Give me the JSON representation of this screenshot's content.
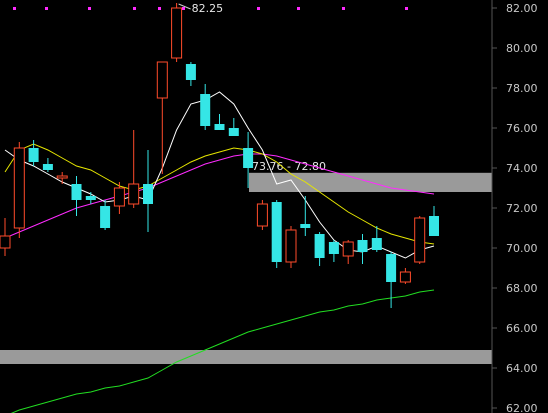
{
  "chart_data": {
    "type": "candlestick",
    "y_ticks": [
      "82.00",
      "80.00",
      "78.00",
      "76.00",
      "74.00",
      "72.00",
      "70.00",
      "68.00",
      "66.00",
      "64.00",
      "62.00"
    ],
    "ylim": [
      61.8,
      82.6
    ],
    "grid": false,
    "colors": {
      "background": "#000000",
      "up": "#ff4b2b",
      "down": "#35e6e6",
      "ma_short": "#ffffff",
      "ma_mid": "#e6e600",
      "ma_long": "#ff2bff",
      "ma_extra": "#22dd22",
      "zone": "#9a9a9a",
      "marker": "#ff2bff",
      "axis": "#555555"
    },
    "candles": [
      {
        "o": 70.0,
        "h": 71.5,
        "l": 69.6,
        "c": 70.6
      },
      {
        "o": 71.0,
        "h": 75.3,
        "l": 70.5,
        "c": 75.0
      },
      {
        "o": 75.0,
        "h": 75.4,
        "l": 74.1,
        "c": 74.3
      },
      {
        "o": 74.2,
        "h": 74.5,
        "l": 73.8,
        "c": 73.9
      },
      {
        "o": 73.5,
        "h": 73.8,
        "l": 73.2,
        "c": 73.6
      },
      {
        "o": 73.2,
        "h": 73.6,
        "l": 71.6,
        "c": 72.4
      },
      {
        "o": 72.6,
        "h": 72.8,
        "l": 72.2,
        "c": 72.4
      },
      {
        "o": 72.1,
        "h": 72.4,
        "l": 70.9,
        "c": 71.0
      },
      {
        "o": 72.1,
        "h": 73.3,
        "l": 71.7,
        "c": 73.0
      },
      {
        "o": 72.2,
        "h": 75.9,
        "l": 72.0,
        "c": 73.2
      },
      {
        "o": 73.2,
        "h": 74.9,
        "l": 70.8,
        "c": 72.2
      },
      {
        "o": 77.5,
        "h": 79.3,
        "l": 73.7,
        "c": 79.3
      },
      {
        "o": 79.5,
        "h": 82.25,
        "l": 79.3,
        "c": 82.0
      },
      {
        "o": 79.2,
        "h": 79.3,
        "l": 78.1,
        "c": 78.4
      },
      {
        "o": 77.7,
        "h": 78.2,
        "l": 75.9,
        "c": 76.1
      },
      {
        "o": 76.2,
        "h": 76.7,
        "l": 75.9,
        "c": 75.9
      },
      {
        "o": 76.0,
        "h": 76.5,
        "l": 75.6,
        "c": 75.6
      },
      {
        "o": 75.0,
        "h": 75.8,
        "l": 73.0,
        "c": 74.0
      },
      {
        "o": 71.1,
        "h": 72.4,
        "l": 70.9,
        "c": 72.2
      },
      {
        "o": 72.3,
        "h": 72.4,
        "l": 69.0,
        "c": 69.3
      },
      {
        "o": 69.3,
        "h": 71.1,
        "l": 69.0,
        "c": 70.9
      },
      {
        "o": 71.2,
        "h": 72.6,
        "l": 70.6,
        "c": 71.0
      },
      {
        "o": 70.7,
        "h": 70.8,
        "l": 69.1,
        "c": 69.5
      },
      {
        "o": 70.3,
        "h": 70.4,
        "l": 69.3,
        "c": 69.7
      },
      {
        "o": 69.6,
        "h": 70.4,
        "l": 69.2,
        "c": 70.3
      },
      {
        "o": 70.4,
        "h": 70.7,
        "l": 69.2,
        "c": 69.8
      },
      {
        "o": 70.5,
        "h": 71.1,
        "l": 69.8,
        "c": 69.9
      },
      {
        "o": 69.7,
        "h": 69.8,
        "l": 67.0,
        "c": 68.3
      },
      {
        "o": 68.3,
        "h": 69.0,
        "l": 68.2,
        "c": 68.8
      },
      {
        "o": 69.3,
        "h": 71.6,
        "l": 69.2,
        "c": 71.5
      },
      {
        "o": 71.6,
        "h": 72.1,
        "l": 70.6,
        "c": 70.6
      }
    ],
    "ma_short": [
      74.9,
      74.4,
      74.1,
      73.7,
      73.3,
      73.0,
      72.7,
      72.3,
      72.4,
      72.6,
      72.4,
      74.0,
      75.9,
      77.2,
      77.4,
      77.8,
      77.2,
      76.0,
      74.9,
      73.2,
      73.4,
      72.4,
      71.3,
      70.4,
      69.9,
      69.8,
      70.1,
      69.8,
      69.5,
      69.9,
      70.1
    ],
    "ma_mid": [
      73.8,
      74.9,
      75.2,
      74.9,
      74.5,
      74.1,
      73.9,
      73.5,
      73.1,
      72.9,
      73.1,
      73.5,
      73.9,
      74.3,
      74.6,
      74.8,
      75.0,
      74.9,
      74.7,
      74.3,
      73.7,
      73.3,
      72.8,
      72.3,
      71.8,
      71.4,
      71.0,
      70.7,
      70.5,
      70.3,
      70.2
    ],
    "ma_long": [
      70.5,
      70.8,
      71.1,
      71.4,
      71.7,
      72.0,
      72.2,
      72.4,
      72.6,
      72.8,
      73.0,
      73.3,
      73.6,
      73.9,
      74.2,
      74.4,
      74.6,
      74.7,
      74.7,
      74.6,
      74.4,
      74.2,
      74.0,
      73.8,
      73.6,
      73.4,
      73.2,
      73.0,
      72.9,
      72.8,
      72.7
    ],
    "ma_extra": [
      61.6,
      61.9,
      62.1,
      62.3,
      62.5,
      62.7,
      62.8,
      63.0,
      63.1,
      63.3,
      63.5,
      63.9,
      64.3,
      64.6,
      64.9,
      65.2,
      65.5,
      65.8,
      66.0,
      66.2,
      66.4,
      66.6,
      66.8,
      66.9,
      67.1,
      67.2,
      67.4,
      67.5,
      67.6,
      67.8,
      67.9
    ],
    "zones": [
      {
        "from": 73.76,
        "to": 72.8,
        "label": "73.76 - 72.80"
      },
      {
        "from": 64.9,
        "to": 64.2,
        "label": ""
      }
    ],
    "high_annotation": {
      "value": 82.25,
      "label": "82.25"
    },
    "top_markers": 10
  }
}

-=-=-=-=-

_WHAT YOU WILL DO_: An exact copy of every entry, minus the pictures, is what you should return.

_SOLUTION_:
Give me the JSON representation of this screenshot's content.
{
  "chart_data": {
    "type": "candlestick",
    "y_ticks": [
      "82.00",
      "80.00",
      "78.00",
      "76.00",
      "74.00",
      "72.00",
      "70.00",
      "68.00",
      "66.00",
      "64.00",
      "62.00"
    ],
    "ylim": [
      61.8,
      82.6
    ],
    "grid": false,
    "colors": {
      "background": "#000000",
      "up": "#ff4b2b",
      "down": "#35e6e6",
      "ma_short": "#ffffff",
      "ma_mid": "#e6e600",
      "ma_long": "#ff2bff",
      "ma_extra": "#22dd22",
      "zone": "#9a9a9a",
      "marker": "#ff2bff",
      "axis": "#555555"
    },
    "candles": [
      {
        "o": 70.0,
        "h": 71.5,
        "l": 69.6,
        "c": 70.6
      },
      {
        "o": 71.0,
        "h": 75.3,
        "l": 70.5,
        "c": 75.0
      },
      {
        "o": 75.0,
        "h": 75.4,
        "l": 74.1,
        "c": 74.3
      },
      {
        "o": 74.2,
        "h": 74.5,
        "l": 73.8,
        "c": 73.9
      },
      {
        "o": 73.5,
        "h": 73.8,
        "l": 73.2,
        "c": 73.6
      },
      {
        "o": 73.2,
        "h": 73.6,
        "l": 71.6,
        "c": 72.4
      },
      {
        "o": 72.6,
        "h": 72.8,
        "l": 72.2,
        "c": 72.4
      },
      {
        "o": 72.1,
        "h": 72.4,
        "l": 70.9,
        "c": 71.0
      },
      {
        "o": 72.1,
        "h": 73.3,
        "l": 71.7,
        "c": 73.0
      },
      {
        "o": 72.2,
        "h": 75.9,
        "l": 72.0,
        "c": 73.2
      },
      {
        "o": 73.2,
        "h": 74.9,
        "l": 70.8,
        "c": 72.2
      },
      {
        "o": 77.5,
        "h": 79.3,
        "l": 73.7,
        "c": 79.3
      },
      {
        "o": 79.5,
        "h": 82.25,
        "l": 79.3,
        "c": 82.0
      },
      {
        "o": 79.2,
        "h": 79.3,
        "l": 78.1,
        "c": 78.4
      },
      {
        "o": 77.7,
        "h": 78.2,
        "l": 75.9,
        "c": 76.1
      },
      {
        "o": 76.2,
        "h": 76.7,
        "l": 75.9,
        "c": 75.9
      },
      {
        "o": 76.0,
        "h": 76.5,
        "l": 75.6,
        "c": 75.6
      },
      {
        "o": 75.0,
        "h": 75.8,
        "l": 73.0,
        "c": 74.0
      },
      {
        "o": 71.1,
        "h": 72.4,
        "l": 70.9,
        "c": 72.2
      },
      {
        "o": 72.3,
        "h": 72.4,
        "l": 69.0,
        "c": 69.3
      },
      {
        "o": 69.3,
        "h": 71.1,
        "l": 69.0,
        "c": 70.9
      },
      {
        "o": 71.2,
        "h": 72.6,
        "l": 70.6,
        "c": 71.0
      },
      {
        "o": 70.7,
        "h": 70.8,
        "l": 69.1,
        "c": 69.5
      },
      {
        "o": 70.3,
        "h": 70.4,
        "l": 69.3,
        "c": 69.7
      },
      {
        "o": 69.6,
        "h": 70.4,
        "l": 69.2,
        "c": 70.3
      },
      {
        "o": 70.4,
        "h": 70.7,
        "l": 69.2,
        "c": 69.8
      },
      {
        "o": 70.5,
        "h": 71.1,
        "l": 69.8,
        "c": 69.9
      },
      {
        "o": 69.7,
        "h": 69.8,
        "l": 67.0,
        "c": 68.3
      },
      {
        "o": 68.3,
        "h": 69.0,
        "l": 68.2,
        "c": 68.8
      },
      {
        "o": 69.3,
        "h": 71.6,
        "l": 69.2,
        "c": 71.5
      },
      {
        "o": 71.6,
        "h": 72.1,
        "l": 70.6,
        "c": 70.6
      }
    ],
    "ma_short": [
      74.9,
      74.4,
      74.1,
      73.7,
      73.3,
      73.0,
      72.7,
      72.3,
      72.4,
      72.6,
      72.4,
      74.0,
      75.9,
      77.2,
      77.4,
      77.8,
      77.2,
      76.0,
      74.9,
      73.2,
      73.4,
      72.4,
      71.3,
      70.4,
      69.9,
      69.8,
      70.1,
      69.8,
      69.5,
      69.9,
      70.1
    ],
    "ma_mid": [
      73.8,
      74.9,
      75.2,
      74.9,
      74.5,
      74.1,
      73.9,
      73.5,
      73.1,
      72.9,
      73.1,
      73.5,
      73.9,
      74.3,
      74.6,
      74.8,
      75.0,
      74.9,
      74.7,
      74.3,
      73.7,
      73.3,
      72.8,
      72.3,
      71.8,
      71.4,
      71.0,
      70.7,
      70.5,
      70.3,
      70.2
    ],
    "ma_long": [
      70.5,
      70.8,
      71.1,
      71.4,
      71.7,
      72.0,
      72.2,
      72.4,
      72.6,
      72.8,
      73.0,
      73.3,
      73.6,
      73.9,
      74.2,
      74.4,
      74.6,
      74.7,
      74.7,
      74.6,
      74.4,
      74.2,
      74.0,
      73.8,
      73.6,
      73.4,
      73.2,
      73.0,
      72.9,
      72.8,
      72.7
    ],
    "ma_extra": [
      61.6,
      61.9,
      62.1,
      62.3,
      62.5,
      62.7,
      62.8,
      63.0,
      63.1,
      63.3,
      63.5,
      63.9,
      64.3,
      64.6,
      64.9,
      65.2,
      65.5,
      65.8,
      66.0,
      66.2,
      66.4,
      66.6,
      66.8,
      66.9,
      67.1,
      67.2,
      67.4,
      67.5,
      67.6,
      67.8,
      67.9
    ],
    "zones": [
      {
        "from": 73.76,
        "to": 72.8,
        "label": "73.76 - 72.80"
      },
      {
        "from": 64.9,
        "to": 64.2,
        "label": ""
      }
    ],
    "high_annotation": {
      "value": 82.25,
      "label": "82.25"
    },
    "top_markers": 10
  }
}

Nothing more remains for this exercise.